To say it more simply, it is the difference between something like The Room, which has atmosphere and a world which can feel real even if the actual plot of chasing down the “creator” is rather thin; and Bejeweled, which is purely a puzzle game with no characters, atmosphere or world at all.
Sorry. You can’t break it down like that. Those examples you gave simply are not mutually exclusive.
However, the “modern” gamer is just not cut out for a game like Thimbleweed Park. I watched a Twitch streamer play Day of the Tentacle the other day, and he was getting so frustrated when he couldn’t figure out how to advance. He kind of knew what ultimately needed to get done, but couldn’t identify/remember the puzzle that needed to get done or how to solve it. There is this need for the “modern” gamer to be able to keep the story moving, and when the gamer cannot figure out how to do it, he gets frustrated. He expects it to be easy for him to just continue with the story without being presented with such a challenge.

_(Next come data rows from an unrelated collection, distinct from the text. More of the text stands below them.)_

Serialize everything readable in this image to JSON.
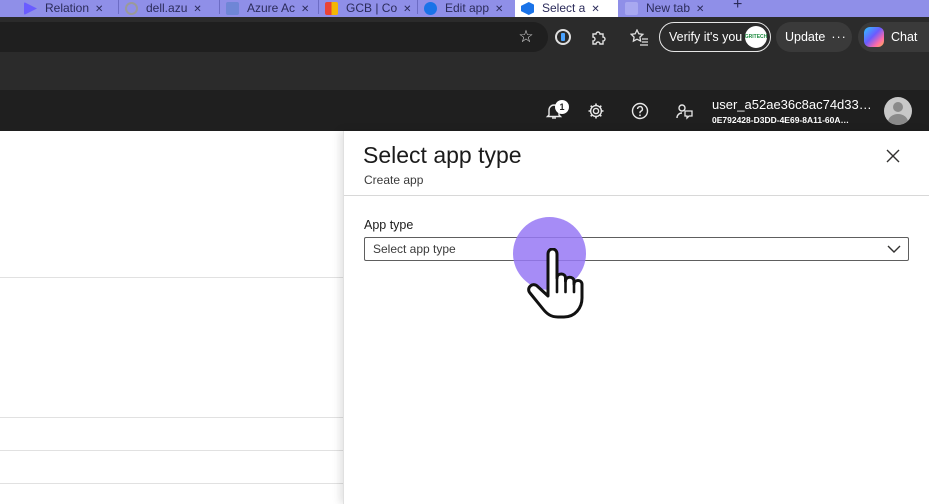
{
  "browser": {
    "tabs": [
      {
        "label": "Relation",
        "icon_color": "#6a5cff"
      },
      {
        "label": "dell.azu",
        "icon_color": "#9a9a9a"
      },
      {
        "label": "Azure Ac",
        "icon_color": "#6f86d6"
      },
      {
        "label": "GCB | Co",
        "icon_color": "#f2b705"
      },
      {
        "label": "Edit app",
        "icon_color": "#1a73e8"
      },
      {
        "label": "Select a",
        "icon_color": "#1a73e8",
        "active": true
      },
      {
        "label": "New tab",
        "icon_color": "#a8a8f0"
      }
    ],
    "verify_label": "Verify it's you",
    "verify_avatar_text": "GRITECH",
    "update_label": "Update",
    "update_dots": "···",
    "chat_label": "Chat"
  },
  "header": {
    "notification_count": "1",
    "user_name": "user_a52ae36c8ac74d33…",
    "user_id": "0E792428-D3DD-4E69-8A11-60A…"
  },
  "panel": {
    "title": "Select app type",
    "subtitle": "Create app",
    "field_label": "App type",
    "select_placeholder": "Select app type"
  },
  "colors": {
    "tabstrip": "#8f8fe8",
    "toolbar": "#2b2b2b",
    "portal_header": "#1f1f1f",
    "cursor_highlight": "#9678f5"
  }
}
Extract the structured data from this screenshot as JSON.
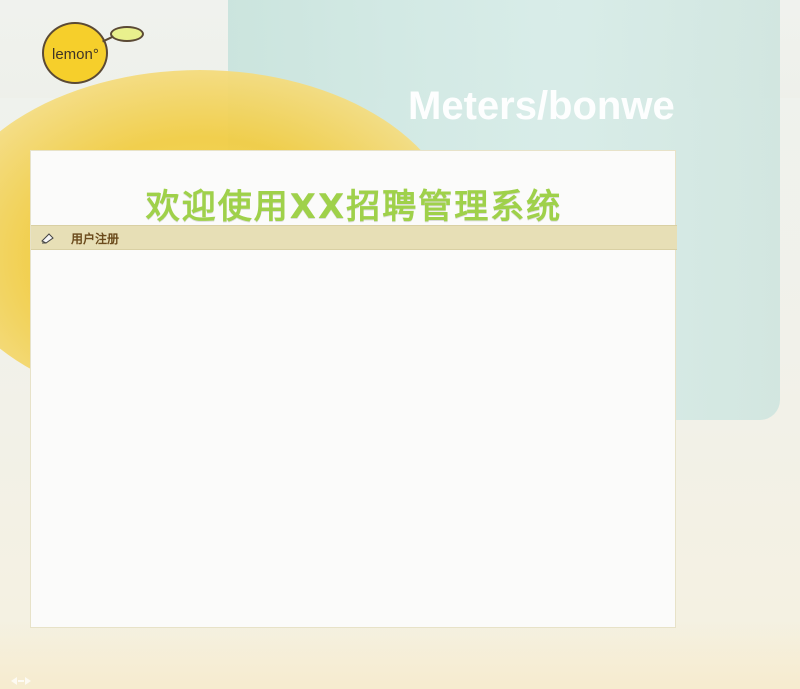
{
  "logo": {
    "text": "lemon°"
  },
  "background": {
    "cup_brand_text": "Meters/bonwe"
  },
  "panel": {
    "title": "欢迎使用XX招聘管理系统",
    "section_label": "用户注册"
  },
  "colors": {
    "title_green": "#9fd14a",
    "section_bar": "#e7dfb6",
    "section_text": "#6b4b1c",
    "panel_bg": "#fbfbfa"
  },
  "icons": {
    "section_icon": "edit-icon",
    "bottom_icon": "small-arrows-icon"
  }
}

I had to reintroduce myself to this fact when playing Thimbleweed. It had been a LONG time since I had been stuck on an adventure game puzzle. I reminded myself that when I was banging my head against the wall for quite a few minutes and was stuck, that I needed to save the game and call it a day. I had to remember that that’s what it was like, and that it was okay to get stuck. Sometimes the game called the shots- You could keep “playing” if you wanted, but you usually ended up just cycling through your inventory and backtracking aimlessly. You kind of learned to listen to the game when it was “telling” you that it was a good time to call it quits.
I feel like there should be a disclaimer in the beginning of games like Thimbleweed- a disclaimer that informs the gamer that he most likely will get stuck- several times. And, when that happens, it’s best to just save the game and pick it up another day.
I’m also the kind of player that wants story AND puzzle… and humor. So I agree 100% with @Paul
That’s why I was waiting so eagerly for TWP. I played other adventure games, but it’s very difficult to find interesting puzzles that merge seamlessly into the story. I’m also the kind of player that, even if he knows what to do to solve a puzzle, or what to say in a dialog, still tries the wrong paths to hear/read everything that’s there.
That’s probably why I prefer humorous games. Not “comedy”, just not too serious. I love when the character makes a sarcastic remark when I’m trying to combine two things in a silly way, and nothing breaks immersion more than a sequence of “that doesn’t seem to work”.